Paper No. 27-4
Presentation Time: 8:00 AM-12:00 PM
TRACING INFILTRATION OF PFAS CONTAMINATION FROM SOIL TO A FRACTURED BEDROCK AQUIFER USING TRACE ELEMENT AND ISOTOPE GEOCHEMISTRY
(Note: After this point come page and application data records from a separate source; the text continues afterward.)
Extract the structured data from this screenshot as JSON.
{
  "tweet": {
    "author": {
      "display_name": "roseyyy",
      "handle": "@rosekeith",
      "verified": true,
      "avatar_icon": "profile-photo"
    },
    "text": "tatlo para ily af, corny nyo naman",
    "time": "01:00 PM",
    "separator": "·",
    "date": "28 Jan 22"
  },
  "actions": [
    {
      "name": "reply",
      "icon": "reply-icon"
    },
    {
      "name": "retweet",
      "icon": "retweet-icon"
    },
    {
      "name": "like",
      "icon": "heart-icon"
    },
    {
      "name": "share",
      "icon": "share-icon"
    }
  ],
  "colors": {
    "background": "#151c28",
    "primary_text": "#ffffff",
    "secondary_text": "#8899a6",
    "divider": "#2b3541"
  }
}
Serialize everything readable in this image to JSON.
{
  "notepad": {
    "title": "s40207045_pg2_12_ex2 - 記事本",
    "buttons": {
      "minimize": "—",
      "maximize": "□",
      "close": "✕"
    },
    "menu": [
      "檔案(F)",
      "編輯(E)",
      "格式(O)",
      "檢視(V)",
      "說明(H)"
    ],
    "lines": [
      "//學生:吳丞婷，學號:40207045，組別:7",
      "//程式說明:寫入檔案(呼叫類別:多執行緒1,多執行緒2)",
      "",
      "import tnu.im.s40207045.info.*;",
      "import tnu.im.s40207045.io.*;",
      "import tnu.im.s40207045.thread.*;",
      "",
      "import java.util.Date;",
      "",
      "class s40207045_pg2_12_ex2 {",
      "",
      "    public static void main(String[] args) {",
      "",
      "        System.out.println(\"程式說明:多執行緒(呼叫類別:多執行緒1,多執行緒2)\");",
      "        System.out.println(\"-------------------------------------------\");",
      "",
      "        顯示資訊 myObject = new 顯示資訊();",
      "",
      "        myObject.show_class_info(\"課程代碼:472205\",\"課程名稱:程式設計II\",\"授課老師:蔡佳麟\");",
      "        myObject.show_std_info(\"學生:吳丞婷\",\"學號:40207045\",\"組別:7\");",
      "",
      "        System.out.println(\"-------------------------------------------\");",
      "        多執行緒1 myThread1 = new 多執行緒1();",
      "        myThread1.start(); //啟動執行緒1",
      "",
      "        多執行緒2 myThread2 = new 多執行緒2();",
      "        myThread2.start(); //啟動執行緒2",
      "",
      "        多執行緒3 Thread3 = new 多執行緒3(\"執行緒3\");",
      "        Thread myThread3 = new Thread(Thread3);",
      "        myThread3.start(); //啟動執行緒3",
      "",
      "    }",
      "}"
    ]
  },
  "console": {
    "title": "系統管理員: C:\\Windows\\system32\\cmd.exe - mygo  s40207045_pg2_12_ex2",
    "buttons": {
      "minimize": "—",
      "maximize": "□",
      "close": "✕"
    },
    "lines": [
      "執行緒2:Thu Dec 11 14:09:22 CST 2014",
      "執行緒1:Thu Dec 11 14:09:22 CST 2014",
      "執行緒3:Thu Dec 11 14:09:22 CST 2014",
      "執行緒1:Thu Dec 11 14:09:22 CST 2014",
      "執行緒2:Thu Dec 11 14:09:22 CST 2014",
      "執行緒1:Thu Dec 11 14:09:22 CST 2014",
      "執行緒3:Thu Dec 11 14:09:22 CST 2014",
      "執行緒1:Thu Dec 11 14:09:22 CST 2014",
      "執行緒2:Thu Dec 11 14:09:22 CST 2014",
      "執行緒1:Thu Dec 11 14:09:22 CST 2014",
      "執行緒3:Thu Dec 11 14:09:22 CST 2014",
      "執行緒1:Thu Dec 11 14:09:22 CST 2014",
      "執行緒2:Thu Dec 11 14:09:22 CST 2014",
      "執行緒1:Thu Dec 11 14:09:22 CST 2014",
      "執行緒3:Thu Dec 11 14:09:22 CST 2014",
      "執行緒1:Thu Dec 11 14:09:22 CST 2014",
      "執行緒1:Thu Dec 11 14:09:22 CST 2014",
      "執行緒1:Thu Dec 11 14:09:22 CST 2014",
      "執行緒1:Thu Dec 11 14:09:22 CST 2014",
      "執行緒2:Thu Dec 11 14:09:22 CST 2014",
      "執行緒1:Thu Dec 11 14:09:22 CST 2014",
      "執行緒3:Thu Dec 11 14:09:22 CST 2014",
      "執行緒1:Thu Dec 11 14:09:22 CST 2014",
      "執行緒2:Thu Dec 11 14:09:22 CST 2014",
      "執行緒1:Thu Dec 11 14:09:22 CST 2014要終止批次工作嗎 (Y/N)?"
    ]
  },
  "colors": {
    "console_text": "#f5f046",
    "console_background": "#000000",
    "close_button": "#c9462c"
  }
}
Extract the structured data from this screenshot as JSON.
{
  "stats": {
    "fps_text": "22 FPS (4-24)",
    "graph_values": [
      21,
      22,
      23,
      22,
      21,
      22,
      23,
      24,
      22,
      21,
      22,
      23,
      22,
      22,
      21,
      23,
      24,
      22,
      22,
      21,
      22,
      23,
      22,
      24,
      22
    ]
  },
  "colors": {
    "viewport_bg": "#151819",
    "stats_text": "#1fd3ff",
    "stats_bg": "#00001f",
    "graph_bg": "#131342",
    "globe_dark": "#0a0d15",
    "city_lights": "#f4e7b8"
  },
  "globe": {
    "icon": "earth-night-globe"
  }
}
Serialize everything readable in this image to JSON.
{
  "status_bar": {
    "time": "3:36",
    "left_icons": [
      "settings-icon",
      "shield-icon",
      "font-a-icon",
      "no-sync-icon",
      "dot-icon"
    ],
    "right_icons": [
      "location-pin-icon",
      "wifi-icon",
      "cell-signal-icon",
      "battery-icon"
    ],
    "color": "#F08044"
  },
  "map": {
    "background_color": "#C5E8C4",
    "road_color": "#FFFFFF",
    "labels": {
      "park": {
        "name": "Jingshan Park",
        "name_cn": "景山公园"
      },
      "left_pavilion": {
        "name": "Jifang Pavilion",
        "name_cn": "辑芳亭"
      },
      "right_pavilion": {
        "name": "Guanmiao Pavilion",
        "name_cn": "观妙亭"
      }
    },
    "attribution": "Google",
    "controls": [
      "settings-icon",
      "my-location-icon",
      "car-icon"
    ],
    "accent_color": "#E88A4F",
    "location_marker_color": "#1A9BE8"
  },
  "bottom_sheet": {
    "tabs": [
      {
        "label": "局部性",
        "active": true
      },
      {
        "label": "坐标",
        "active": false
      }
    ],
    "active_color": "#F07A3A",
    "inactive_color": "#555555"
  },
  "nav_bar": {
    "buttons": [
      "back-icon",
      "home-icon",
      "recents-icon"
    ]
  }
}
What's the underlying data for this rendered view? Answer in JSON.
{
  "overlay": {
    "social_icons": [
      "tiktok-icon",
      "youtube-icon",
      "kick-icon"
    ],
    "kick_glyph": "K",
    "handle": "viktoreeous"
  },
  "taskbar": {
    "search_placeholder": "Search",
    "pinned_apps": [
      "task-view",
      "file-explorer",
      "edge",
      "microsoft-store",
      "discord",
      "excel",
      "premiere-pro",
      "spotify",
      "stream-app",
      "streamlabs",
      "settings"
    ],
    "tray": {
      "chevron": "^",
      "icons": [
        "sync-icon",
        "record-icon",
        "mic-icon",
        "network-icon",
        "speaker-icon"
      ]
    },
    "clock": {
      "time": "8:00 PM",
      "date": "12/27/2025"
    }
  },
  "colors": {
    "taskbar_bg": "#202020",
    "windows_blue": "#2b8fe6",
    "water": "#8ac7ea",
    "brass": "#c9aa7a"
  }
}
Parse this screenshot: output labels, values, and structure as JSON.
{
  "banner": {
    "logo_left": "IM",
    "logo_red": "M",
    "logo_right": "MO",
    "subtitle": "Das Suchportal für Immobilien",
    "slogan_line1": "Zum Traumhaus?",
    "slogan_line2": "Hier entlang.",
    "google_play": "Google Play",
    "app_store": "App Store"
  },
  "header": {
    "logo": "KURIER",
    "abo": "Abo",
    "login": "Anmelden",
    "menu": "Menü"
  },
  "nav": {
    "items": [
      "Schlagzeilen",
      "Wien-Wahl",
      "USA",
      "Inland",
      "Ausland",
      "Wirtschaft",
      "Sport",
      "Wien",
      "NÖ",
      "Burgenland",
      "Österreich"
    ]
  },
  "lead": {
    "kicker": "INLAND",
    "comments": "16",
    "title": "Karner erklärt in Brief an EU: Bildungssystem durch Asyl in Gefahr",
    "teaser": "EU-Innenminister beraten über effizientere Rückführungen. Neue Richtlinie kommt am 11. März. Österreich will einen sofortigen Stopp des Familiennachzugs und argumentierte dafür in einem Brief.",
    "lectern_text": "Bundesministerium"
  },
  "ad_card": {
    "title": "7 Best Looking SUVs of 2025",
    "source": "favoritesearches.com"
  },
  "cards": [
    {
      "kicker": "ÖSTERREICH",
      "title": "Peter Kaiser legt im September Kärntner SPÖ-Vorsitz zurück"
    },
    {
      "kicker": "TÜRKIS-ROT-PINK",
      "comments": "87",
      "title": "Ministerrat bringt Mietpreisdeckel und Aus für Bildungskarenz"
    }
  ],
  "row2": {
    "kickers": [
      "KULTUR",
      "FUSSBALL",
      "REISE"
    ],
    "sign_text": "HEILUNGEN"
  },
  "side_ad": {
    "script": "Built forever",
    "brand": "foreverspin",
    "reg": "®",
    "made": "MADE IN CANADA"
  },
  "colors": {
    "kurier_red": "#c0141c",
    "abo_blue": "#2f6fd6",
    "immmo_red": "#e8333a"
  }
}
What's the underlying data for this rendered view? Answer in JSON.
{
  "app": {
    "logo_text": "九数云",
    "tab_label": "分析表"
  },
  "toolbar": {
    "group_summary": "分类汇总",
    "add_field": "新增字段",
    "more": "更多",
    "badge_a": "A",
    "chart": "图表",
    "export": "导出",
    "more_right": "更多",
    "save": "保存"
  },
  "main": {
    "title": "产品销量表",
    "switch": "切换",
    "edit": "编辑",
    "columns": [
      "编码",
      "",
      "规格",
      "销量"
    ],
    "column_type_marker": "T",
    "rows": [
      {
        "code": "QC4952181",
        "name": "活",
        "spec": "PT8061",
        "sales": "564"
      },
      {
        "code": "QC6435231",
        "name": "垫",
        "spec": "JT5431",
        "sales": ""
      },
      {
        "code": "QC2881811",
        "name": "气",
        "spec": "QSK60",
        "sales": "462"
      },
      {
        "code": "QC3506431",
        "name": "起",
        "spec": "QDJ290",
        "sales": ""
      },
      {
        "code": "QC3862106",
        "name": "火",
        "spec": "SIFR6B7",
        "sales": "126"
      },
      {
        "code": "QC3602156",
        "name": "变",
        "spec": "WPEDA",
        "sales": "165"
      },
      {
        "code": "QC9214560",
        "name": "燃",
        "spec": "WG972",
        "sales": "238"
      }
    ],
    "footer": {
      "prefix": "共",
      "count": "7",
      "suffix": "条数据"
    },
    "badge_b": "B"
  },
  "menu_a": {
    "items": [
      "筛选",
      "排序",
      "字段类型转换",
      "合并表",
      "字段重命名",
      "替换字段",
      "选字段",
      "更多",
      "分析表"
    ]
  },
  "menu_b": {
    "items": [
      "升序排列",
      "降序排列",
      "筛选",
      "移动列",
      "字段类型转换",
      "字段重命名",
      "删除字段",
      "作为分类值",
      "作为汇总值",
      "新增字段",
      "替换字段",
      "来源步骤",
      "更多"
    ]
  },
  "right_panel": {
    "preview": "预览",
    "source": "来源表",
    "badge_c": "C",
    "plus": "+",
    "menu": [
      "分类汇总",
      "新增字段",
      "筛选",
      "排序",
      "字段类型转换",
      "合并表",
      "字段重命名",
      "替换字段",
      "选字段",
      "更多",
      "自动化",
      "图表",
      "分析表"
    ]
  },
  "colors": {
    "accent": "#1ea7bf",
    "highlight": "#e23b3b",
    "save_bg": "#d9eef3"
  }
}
Widespread PFAS groundwater contamination in Hoosick Falls, NY and Bennington, VT has impacted over 1,000 wells across a >100 square mile area (250 km2). Most of these residential wells and the Hoosick Falls village water supply are contaminated with PFOA above the EPA’s health advisory level. Contamination of the groundwater comes mainly from deposition to the land surface of PFOA aerosols emitted from manufacturers, PFOA is then transmitted through the vadose zone to contaminate both unconsolidated and bedrock aquifers. However, PFOA concentrations across the area are highly variable, and some wells contain anomalously low concentrations despite being within the boundaries of the contaminant plume. We report here on efforts to understand the transmission of aerosol-deposited PFOA from glacial till and fluvial aquifers to the fractured rock aquifer through multi-component analysis of geochemical and stable isotope data. We have compiled a dataset that includes water samples from private bedrock wells, overburden monitoring wells and shallow borings, springs, and groundwater seeps. Principal Component Analysis was used in attempt to differentiate distinct aquifer recharge sources. Groundwater samples were grouped by inferred recharge sources, followed by a statistical analysis to determine a relationship with average PFOA concentrations and recharge patterns in overburden wells. Initial results suggest a relationship between high PFOA concentrations and slower, lower-permeability flow paths through the unconsolidated aquifer, suggesting that dilution by meteoric water along higher-permeability flow paths may be an important factor in controlling PFOA concentrations. Additionally, portions of the fractured rock aquifer that receive recharge directly from the overlying unconsolidated materials generally have higher PFOA concentrations than parts of the aquifer that receive recharge from more distant flow paths.